**YOUR INSTRUCTIONS:**
Scan the data below for lines holding the word "name", and copy each line found.

[DATA UNDER STUDY — start]

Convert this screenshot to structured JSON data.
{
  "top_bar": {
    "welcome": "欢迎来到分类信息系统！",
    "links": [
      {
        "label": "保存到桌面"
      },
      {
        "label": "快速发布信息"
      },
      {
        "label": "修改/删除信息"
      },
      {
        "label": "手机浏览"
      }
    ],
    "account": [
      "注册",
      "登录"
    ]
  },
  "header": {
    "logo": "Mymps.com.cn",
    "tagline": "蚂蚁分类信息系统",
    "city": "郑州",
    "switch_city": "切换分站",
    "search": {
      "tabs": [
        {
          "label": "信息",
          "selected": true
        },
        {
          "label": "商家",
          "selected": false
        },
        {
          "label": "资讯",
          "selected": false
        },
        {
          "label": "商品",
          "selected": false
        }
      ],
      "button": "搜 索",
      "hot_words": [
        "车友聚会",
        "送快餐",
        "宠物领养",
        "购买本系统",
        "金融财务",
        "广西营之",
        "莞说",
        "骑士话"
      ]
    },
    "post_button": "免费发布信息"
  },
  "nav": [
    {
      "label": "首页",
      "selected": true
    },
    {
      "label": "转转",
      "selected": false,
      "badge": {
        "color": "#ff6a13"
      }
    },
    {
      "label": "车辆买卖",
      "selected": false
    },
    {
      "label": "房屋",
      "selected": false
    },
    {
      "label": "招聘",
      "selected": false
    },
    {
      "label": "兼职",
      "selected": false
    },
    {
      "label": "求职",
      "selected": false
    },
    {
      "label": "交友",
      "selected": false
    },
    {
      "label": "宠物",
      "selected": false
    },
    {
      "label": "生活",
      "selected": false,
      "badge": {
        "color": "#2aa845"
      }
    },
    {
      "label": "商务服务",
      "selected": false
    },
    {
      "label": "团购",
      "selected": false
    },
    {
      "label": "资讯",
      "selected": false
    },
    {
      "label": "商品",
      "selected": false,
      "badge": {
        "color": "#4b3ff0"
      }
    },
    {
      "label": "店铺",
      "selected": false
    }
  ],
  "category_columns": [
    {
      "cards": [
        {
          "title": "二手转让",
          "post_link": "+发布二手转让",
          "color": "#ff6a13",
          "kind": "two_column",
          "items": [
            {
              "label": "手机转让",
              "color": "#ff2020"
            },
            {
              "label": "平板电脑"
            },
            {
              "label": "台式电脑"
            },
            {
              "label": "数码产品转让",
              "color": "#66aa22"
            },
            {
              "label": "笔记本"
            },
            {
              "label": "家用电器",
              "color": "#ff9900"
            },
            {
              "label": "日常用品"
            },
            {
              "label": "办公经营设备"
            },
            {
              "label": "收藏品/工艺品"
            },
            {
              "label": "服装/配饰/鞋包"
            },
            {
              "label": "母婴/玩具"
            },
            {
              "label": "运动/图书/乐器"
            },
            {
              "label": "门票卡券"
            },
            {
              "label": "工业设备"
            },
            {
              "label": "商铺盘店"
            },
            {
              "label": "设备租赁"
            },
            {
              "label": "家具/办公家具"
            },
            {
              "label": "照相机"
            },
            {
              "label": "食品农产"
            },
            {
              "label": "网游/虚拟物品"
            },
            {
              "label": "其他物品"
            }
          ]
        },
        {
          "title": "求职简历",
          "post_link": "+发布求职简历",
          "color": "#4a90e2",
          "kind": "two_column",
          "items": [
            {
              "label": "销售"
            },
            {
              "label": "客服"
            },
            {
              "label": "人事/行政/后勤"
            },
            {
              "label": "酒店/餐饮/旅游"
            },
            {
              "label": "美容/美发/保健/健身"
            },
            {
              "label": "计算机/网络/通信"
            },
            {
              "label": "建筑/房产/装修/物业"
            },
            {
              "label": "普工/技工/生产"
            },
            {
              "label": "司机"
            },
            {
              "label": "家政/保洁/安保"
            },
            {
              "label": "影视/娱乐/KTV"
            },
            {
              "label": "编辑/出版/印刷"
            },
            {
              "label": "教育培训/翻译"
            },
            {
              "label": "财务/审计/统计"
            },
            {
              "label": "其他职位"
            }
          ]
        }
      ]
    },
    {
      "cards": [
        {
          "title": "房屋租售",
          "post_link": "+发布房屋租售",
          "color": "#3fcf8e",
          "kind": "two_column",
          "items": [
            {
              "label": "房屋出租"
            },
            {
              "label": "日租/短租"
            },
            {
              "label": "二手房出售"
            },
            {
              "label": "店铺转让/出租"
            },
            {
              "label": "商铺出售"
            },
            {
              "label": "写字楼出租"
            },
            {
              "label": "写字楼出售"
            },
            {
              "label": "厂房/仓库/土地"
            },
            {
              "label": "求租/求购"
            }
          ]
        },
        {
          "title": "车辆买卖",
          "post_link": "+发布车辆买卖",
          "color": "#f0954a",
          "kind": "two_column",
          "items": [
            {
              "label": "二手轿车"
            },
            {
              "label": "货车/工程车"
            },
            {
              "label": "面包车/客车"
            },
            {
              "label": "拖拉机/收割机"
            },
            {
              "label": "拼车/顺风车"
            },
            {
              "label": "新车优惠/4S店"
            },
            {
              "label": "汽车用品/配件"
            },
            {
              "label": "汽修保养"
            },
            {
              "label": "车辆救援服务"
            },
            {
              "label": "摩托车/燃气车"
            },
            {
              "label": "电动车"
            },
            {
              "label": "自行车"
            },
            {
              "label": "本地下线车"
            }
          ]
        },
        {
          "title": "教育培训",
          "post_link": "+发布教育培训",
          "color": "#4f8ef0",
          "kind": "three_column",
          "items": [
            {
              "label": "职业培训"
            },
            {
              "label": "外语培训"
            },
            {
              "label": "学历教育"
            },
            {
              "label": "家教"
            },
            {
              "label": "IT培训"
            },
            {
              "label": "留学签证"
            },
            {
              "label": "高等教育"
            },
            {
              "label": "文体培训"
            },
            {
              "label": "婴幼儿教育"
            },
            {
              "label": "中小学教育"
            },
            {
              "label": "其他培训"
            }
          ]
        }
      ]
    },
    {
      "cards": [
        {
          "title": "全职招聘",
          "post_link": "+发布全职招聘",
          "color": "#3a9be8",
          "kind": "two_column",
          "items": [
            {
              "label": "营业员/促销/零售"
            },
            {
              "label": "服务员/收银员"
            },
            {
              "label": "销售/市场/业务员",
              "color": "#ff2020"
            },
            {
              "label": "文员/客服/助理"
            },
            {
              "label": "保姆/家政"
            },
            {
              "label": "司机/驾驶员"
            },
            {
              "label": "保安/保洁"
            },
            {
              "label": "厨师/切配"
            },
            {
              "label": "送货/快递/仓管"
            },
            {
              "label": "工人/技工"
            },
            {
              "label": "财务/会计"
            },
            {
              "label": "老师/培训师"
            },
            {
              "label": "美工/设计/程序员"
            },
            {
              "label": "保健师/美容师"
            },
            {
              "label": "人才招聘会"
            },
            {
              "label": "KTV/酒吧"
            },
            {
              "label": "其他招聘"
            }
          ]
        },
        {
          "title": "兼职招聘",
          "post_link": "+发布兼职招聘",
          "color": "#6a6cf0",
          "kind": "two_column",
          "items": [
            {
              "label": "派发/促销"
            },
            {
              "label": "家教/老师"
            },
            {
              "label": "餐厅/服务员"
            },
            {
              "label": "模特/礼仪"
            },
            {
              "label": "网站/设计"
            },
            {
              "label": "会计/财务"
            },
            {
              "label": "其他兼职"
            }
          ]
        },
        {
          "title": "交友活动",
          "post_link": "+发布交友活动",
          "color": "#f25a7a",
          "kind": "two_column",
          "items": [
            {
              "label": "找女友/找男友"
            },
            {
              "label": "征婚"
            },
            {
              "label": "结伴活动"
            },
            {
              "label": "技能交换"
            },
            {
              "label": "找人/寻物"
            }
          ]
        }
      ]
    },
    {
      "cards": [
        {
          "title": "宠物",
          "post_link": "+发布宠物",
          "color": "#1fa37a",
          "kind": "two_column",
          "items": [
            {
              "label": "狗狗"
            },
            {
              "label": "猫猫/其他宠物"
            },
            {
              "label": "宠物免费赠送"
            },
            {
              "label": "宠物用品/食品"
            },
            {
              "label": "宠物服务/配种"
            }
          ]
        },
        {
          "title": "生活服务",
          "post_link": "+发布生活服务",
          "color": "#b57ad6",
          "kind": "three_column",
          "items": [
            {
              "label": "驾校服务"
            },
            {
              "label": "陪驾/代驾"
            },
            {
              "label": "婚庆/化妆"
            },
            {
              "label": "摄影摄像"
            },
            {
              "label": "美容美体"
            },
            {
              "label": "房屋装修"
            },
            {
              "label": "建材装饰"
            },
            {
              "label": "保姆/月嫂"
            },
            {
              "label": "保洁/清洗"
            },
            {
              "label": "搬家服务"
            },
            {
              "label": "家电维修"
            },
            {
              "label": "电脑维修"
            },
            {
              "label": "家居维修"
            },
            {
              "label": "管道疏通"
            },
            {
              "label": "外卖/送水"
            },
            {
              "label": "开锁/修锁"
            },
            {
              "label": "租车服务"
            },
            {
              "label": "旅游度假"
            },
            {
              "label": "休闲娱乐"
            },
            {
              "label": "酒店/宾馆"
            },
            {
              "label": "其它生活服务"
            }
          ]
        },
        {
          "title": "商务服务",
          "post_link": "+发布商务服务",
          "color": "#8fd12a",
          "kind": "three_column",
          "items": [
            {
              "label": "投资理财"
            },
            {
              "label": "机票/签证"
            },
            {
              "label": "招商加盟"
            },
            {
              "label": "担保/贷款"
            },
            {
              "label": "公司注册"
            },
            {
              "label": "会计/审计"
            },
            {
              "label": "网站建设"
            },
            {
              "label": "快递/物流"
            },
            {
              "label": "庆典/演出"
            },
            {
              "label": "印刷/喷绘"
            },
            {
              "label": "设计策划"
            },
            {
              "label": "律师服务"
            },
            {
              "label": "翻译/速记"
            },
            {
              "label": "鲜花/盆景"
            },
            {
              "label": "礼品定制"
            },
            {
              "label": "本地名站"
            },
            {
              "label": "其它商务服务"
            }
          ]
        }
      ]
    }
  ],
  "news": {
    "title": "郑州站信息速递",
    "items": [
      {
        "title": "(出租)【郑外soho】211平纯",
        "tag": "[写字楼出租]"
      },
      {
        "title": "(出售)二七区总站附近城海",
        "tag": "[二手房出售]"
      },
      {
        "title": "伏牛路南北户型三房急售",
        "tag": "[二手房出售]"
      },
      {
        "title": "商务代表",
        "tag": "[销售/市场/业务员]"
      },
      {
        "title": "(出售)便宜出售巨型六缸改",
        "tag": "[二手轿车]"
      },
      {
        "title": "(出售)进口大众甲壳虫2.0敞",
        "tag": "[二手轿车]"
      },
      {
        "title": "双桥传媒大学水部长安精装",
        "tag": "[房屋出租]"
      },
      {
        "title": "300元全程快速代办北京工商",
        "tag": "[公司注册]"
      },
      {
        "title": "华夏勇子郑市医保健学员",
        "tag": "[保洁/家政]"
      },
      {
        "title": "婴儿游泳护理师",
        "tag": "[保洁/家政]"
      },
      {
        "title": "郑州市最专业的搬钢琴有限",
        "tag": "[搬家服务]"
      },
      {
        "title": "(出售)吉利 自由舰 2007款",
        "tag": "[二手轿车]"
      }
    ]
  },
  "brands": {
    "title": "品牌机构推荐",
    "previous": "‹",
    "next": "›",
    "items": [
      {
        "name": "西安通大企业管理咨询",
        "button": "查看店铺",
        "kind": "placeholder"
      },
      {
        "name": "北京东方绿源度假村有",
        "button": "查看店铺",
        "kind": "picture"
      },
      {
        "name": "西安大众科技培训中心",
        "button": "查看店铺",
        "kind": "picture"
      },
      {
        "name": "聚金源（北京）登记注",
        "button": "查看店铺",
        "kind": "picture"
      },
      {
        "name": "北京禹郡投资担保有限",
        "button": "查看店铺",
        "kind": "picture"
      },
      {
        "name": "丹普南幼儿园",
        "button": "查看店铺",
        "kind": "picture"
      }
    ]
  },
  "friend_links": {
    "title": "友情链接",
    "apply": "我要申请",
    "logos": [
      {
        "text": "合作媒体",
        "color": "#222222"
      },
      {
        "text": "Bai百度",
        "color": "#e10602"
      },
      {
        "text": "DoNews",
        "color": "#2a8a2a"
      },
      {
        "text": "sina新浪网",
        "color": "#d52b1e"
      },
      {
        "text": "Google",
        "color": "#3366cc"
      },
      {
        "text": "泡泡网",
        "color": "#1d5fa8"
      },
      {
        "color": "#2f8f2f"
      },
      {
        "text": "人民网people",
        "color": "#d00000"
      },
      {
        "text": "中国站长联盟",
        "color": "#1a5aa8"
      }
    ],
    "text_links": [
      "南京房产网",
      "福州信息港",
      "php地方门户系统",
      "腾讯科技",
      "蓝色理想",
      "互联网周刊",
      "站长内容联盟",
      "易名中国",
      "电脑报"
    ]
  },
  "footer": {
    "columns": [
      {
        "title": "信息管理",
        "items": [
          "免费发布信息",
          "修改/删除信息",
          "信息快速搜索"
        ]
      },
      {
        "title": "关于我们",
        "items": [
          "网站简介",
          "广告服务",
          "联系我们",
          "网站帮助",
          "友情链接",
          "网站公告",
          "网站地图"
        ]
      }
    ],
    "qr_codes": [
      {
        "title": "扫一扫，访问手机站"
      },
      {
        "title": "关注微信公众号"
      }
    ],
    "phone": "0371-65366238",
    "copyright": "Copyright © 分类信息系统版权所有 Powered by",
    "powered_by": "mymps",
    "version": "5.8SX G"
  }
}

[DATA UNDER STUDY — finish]

**SOLUTION BELOW:**
        "name": "西安通大企业管理咨询",
        "name": "北京东方绿源度假村有",
        "name": "西安大众科技培训中心",
        "name": "聚金源（北京）登记注",
        "name": "北京禹郡投资担保有限",
        "name": "丹普南幼儿园",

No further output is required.